ASSIGNMENT → Give the number of lines in the data that contain the word "heart"; no other text is needed.
--------
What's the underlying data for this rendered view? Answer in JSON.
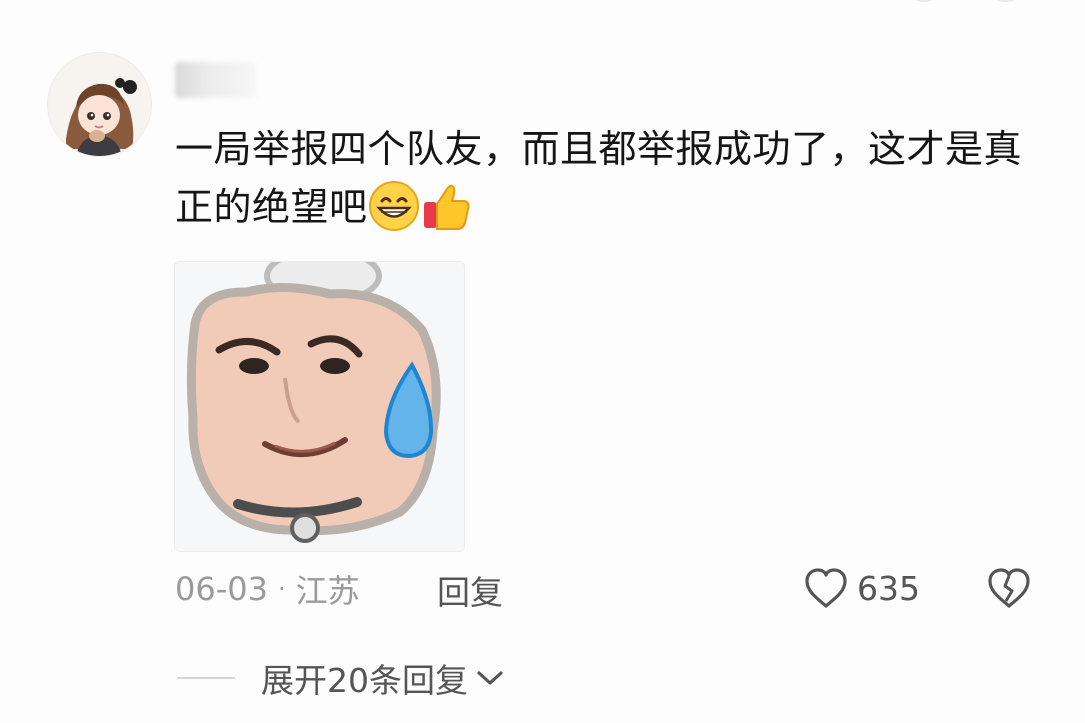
{
  "comment": {
    "username": "",
    "text": "一局举报四个队友，而且都举报成功了，这才是真正的绝望吧",
    "emojis": [
      "grinning-face-emoji",
      "thumbs-up-emoji"
    ],
    "date": "06-03",
    "separator": "·",
    "location": "江苏",
    "reply_label": "回复",
    "like_count": "635",
    "expand_replies_label": "展开20条回复"
  },
  "icons": {
    "like": "heart-outline-icon",
    "dislike": "broken-heart-icon",
    "expand": "chevron-down-icon"
  },
  "colors": {
    "text_primary": "#151515",
    "text_secondary": "#9a9a9a",
    "action_text": "#555555"
  }
}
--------
RESPONSE AREA → 2